Disposable razors. If you choose a disposable razor, you will also need some type of shaving cream or gel to apply to your face before shaving. These creams and gels help lubricate your face and help reduce the risk of nicking or cutting your skin. There are many creams and gels to choose from. Some even include moisturizers and vitamins to help keep your face from drying out. Experiment with several creams and gels to find the one that’s right for your face.
Shaving Tip 3: Avoid Cuts
Truth is, you’ll probably cut your face a few times when you first start shaving (every guy cuts his face at some time). But here are some safety tips on shaving with a disposable or safety razor:
The best time to shave is after taking a warm bath or shower to make sure your skin is hydrated and soft.
At the bathroom sink, splash warm water on your face to stimulate your skin before applying shaving cream or gel. This will make it easier for the razor to make contact because the hairs will stick out some.
Lather up! Apply shaving cream or gel (without alcohol) on your face. The shaving cream or gel produces "lather," which helps protect the skin as the razor cuts the hair.
Go with the grain of your hair, not against it. For most guys, whiskers on the face grow "down." So shaving downward on the face removes most of the hair. Shaving against the grain (or upward) can cause rashes or red bumps.
Don’t rush. It’s very important to shave slowly and gently. Let the razor blade do the work.
Don’t push down too hard with the razor. If you do, you're likely to cut your face. It’s better to go over a part of the skin twice -- lightly -- than to press down hard. Ouch!
Use soft, short strokes on your jaw and chin. Again, don’t apply too much pressure.
Ask your mom or dad to get you an antiseptic styptic pencil. To use: dip the white pencil in water and then apply it to any nicks or cuts to stop bleeding immediately.

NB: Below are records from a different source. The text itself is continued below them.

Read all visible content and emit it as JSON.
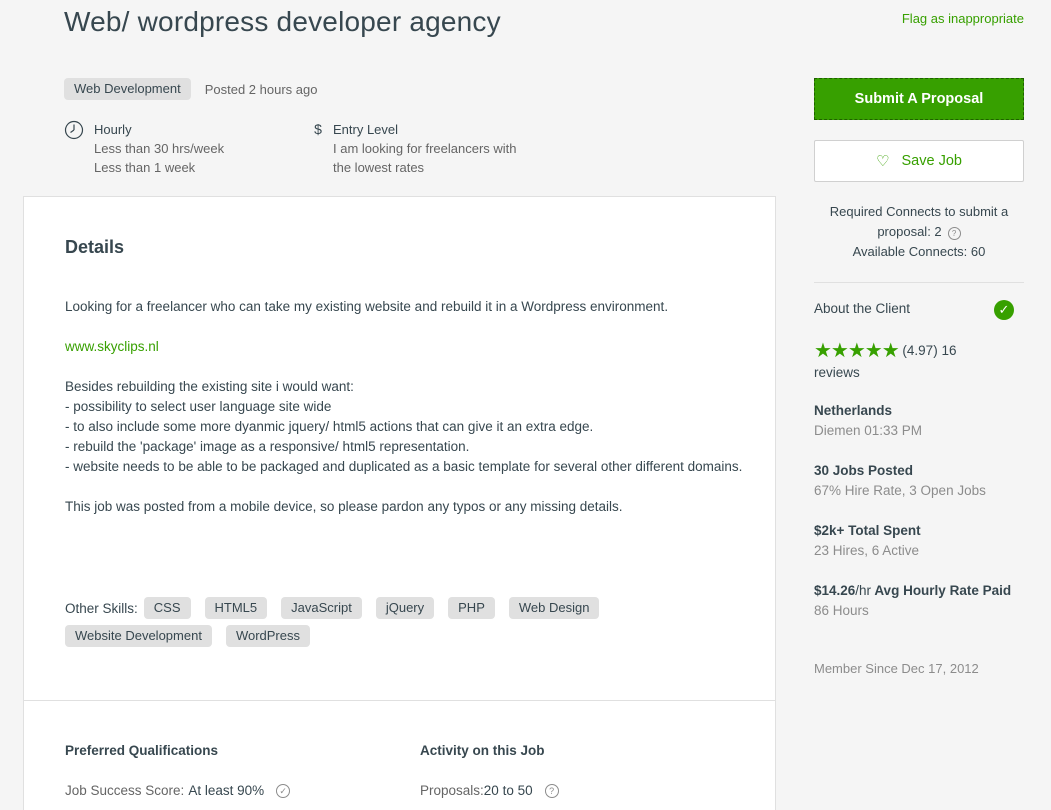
{
  "job": {
    "title": "Web/ wordpress developer agency",
    "flag_label": "Flag as inappropriate",
    "category": "Web Development",
    "posted": "Posted 2 hours ago",
    "type_label": "Hourly",
    "type_sub1": "Less than 30 hrs/week",
    "type_sub2": "Less than 1 week",
    "level_icon": "$",
    "level_label": "Entry Level",
    "level_sub1": "I am looking for freelancers with",
    "level_sub2": "the lowest rates"
  },
  "details": {
    "heading": "Details",
    "para1": "Looking for a freelancer who can take my existing website and rebuild it in a Wordpress environment.",
    "link": "www.skyclips.nl",
    "para2": "Besides rebuilding the existing site i would want:\n- possibility to select user language site wide\n- to also include some more dyanmic jquery/ html5 actions that can give it an extra edge.\n- rebuild the 'package' image as a responsive/ html5 representation.\n- website needs to be able to be packaged and duplicated as a basic template for several other different domains.",
    "para3": "This job was posted from a mobile device, so please pardon any typos or any missing details.",
    "skills_label": "Other Skills:",
    "skills": [
      "CSS",
      "HTML5",
      "JavaScript",
      "jQuery",
      "PHP",
      "Web Design",
      "Website Development",
      "WordPress"
    ]
  },
  "qualifications": {
    "heading": "Preferred Qualifications",
    "jss_label": "Job Success Score:",
    "jss_value": "At least 90%",
    "activity_heading": "Activity on this Job",
    "proposals_label": "Proposals:",
    "proposals_value": "20 to 50"
  },
  "sidebar": {
    "submit_label": "Submit A Proposal",
    "save_label": "Save Job",
    "connects_line1": "Required Connects to submit a",
    "connects_line2": "proposal: 2",
    "connects_line3": "Available Connects: 60",
    "about_client": "About the Client",
    "rating": "(4.97) 16",
    "rating_value": 4.97,
    "reviews_word": "reviews",
    "country": "Netherlands",
    "city_time": "Diemen 01:33 PM",
    "jobs_posted": "30 Jobs Posted",
    "hire_rate": "67% Hire Rate, 3 Open Jobs",
    "total_spent": "$2k+ Total Spent",
    "hires": "23 Hires, 6 Active",
    "rate_value": "$14.26",
    "rate_unit": "/hr",
    "rate_label": "Avg Hourly Rate Paid",
    "hours": "86 Hours",
    "member_since": "Member Since Dec 17, 2012"
  },
  "colors": {
    "accent": "#37a000",
    "text": "#37474f",
    "muted": "#656565",
    "tag_bg": "#e0e0e0"
  }
}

Change razors or blades frequently. A dull blade can irritate your skin and cause rashes. You are also more likely to cut your face with a dull blade.
After shaving, wash your face with soap and water. Then follow up your shave with a face lotion or moisturizing aftershave product. This will help prevent your skin from drying out. If you’re heading outside, be sure to apply sunscreen with a sun protection factor (SPF) of at least 30 (higher if you have fair skin).